[Record excerpts Boundary: Start]

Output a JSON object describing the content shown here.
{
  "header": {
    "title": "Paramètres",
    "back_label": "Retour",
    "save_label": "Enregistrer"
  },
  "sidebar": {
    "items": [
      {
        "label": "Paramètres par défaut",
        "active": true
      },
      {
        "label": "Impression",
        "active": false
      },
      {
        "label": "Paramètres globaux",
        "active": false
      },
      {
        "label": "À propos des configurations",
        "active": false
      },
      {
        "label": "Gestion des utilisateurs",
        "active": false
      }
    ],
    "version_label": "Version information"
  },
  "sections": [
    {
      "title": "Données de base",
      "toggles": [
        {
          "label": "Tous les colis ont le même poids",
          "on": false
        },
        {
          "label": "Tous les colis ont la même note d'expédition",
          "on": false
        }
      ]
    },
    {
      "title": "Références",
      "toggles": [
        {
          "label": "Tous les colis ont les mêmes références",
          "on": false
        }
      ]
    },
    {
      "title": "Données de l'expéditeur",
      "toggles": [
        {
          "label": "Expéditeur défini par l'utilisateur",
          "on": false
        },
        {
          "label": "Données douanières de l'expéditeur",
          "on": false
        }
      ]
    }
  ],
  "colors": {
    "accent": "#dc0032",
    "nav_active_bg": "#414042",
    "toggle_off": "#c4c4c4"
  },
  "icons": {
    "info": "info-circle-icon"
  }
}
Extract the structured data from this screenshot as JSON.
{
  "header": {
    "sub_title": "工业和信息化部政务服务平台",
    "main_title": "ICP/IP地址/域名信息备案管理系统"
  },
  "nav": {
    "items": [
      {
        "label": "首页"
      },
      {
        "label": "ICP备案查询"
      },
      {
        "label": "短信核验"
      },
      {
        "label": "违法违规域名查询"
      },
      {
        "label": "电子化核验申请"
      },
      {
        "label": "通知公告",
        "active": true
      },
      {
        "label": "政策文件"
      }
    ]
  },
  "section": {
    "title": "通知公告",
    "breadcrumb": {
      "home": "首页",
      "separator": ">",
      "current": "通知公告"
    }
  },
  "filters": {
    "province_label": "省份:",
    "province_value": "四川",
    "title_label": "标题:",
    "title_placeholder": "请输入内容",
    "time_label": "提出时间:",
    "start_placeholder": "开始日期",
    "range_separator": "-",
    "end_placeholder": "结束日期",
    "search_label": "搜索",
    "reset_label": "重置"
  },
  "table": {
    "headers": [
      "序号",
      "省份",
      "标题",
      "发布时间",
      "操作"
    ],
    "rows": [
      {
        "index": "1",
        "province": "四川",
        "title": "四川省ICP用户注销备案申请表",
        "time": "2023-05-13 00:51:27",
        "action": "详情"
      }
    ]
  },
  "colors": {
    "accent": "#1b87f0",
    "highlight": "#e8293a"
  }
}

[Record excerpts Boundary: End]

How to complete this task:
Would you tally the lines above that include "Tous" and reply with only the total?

Your solution:
3